I'm not sure if this was because they were trying to figure out where we were from (my friend is half Syrian so we don't quite scream tourist as much).
It was completely different from our experience in Syria and other places of Turkey, where, despite stares, we felt safe at all times. In the old town of Urfa, we did not really feel comfortable being out after dark - any cafes/restaurants were predominantly filled with men. Some (all?) cafes appeared to be split into men & family sections, which was surprising.
Tip - err on the side of caution in terms of dress. As for night time activities, maybe frequent a different part of town!

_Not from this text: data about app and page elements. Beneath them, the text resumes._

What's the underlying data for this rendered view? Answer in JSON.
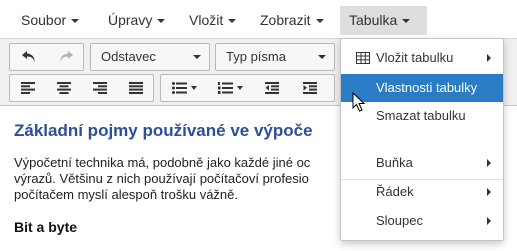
{
  "menubar": {
    "items": [
      {
        "label": "Soubor"
      },
      {
        "label": "Úpravy"
      },
      {
        "label": "Vložit"
      },
      {
        "label": "Zobrazit"
      },
      {
        "label": "Tabulka",
        "active": true
      }
    ]
  },
  "toolbar": {
    "undo_icon": "undo-icon",
    "redo_icon": "redo-icon",
    "format_select": "Odstavec",
    "font_select": "Typ písma",
    "row2_icons": [
      "align-left-icon",
      "align-center-icon",
      "align-right-icon",
      "align-justify-icon",
      "bullet-list-icon",
      "numbered-list-icon",
      "outdent-icon",
      "indent-icon"
    ]
  },
  "content": {
    "heading": "Základní pojmy používané ve výpoče",
    "paragraph_lines": [
      "Výpočetní technika má, podobně jako každé jiné oc",
      "výrazů. Většinu z nich používají počítačoví profesio",
      "počítačem myslí alespoň trošku vážně."
    ],
    "subheading": "Bit a byte"
  },
  "dropdown": {
    "items": [
      {
        "label": "Vložit tabulku",
        "icon": "table-icon",
        "submenu": true
      },
      {
        "label": "Vlastnosti tabulky",
        "selected": true
      },
      {
        "label": "Smazat tabulku"
      },
      {
        "label": "Buňka",
        "submenu": true
      },
      {
        "label": "Řádek",
        "submenu": true
      },
      {
        "label": "Sloupec",
        "submenu": true
      }
    ]
  },
  "colors": {
    "heading": "#2c4f96",
    "selected_item": "#2a7dc4",
    "active_menu_bg": "#dedede",
    "toolbar_bg": "#f0f0f0"
  }
}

Written Dec 26, 2012
I'm not one of those people who are so centered and self evolved that they never experience culture shock, but I learned that a woman doesn't really venture out alone, it's considered savage it seems. After we checked into our hotel (I was with a family from Van, friends), after a full day of traveling by car, we went to a restaurant, to our own private room with table on the floor, rugs and pillows. Sounds idyllic, no? I began to feel uncomfortably claustrophobic. close to panicky. I wanted a beer or a glass of wine or something, for godsakes I'm on vacation .... hello! ..... but nary a drop of alcohol around. I felt shamed as though I had asked for a heroin or an abortion. Or equality. This whole thing of the man at the head of table got to me too...in a closed room. Wholesome lifestyle. The complacency! I wanted to flee. I tried to excuse myself but everyone at the table insisted that I not walk around alone (it's only 7:00 p.m.) Stubbornly i insisted that I go, explaining I needed to walk, please not to feel obligated to be with me ... I even threw in that cliche I need my space. They reluctantly let me go. Well, I ventured out and as soon as I was away from my companions I had that "what the @#$ do I do now?" moment. I felt as conspicuous as a giraffe on the streets of Wichita. Eyed warily by men in kiosks selling cigarettes and sundrys. I tried to buy a pack of Salems. No comprehension. Salems, I repeat. Mentollo? They laugh at me. Cigarettes? I say in a frosty tone. They chortle. Salim! Salim! Salim! She wants Salim! they say in a language I don't understand, or was it salami? They are all laughing, and not in the nicest way. I find my way back to the hotel, defeated. At sunrise I take a walk, only to be slowly followed by a poliz car. So that's my warning, & my lesson in adjusting behavior and perceiving circumstances that are alien to me. But that's just me, could be completely insignificant for someone else. So that's travel.
Updated Dec 27, 2003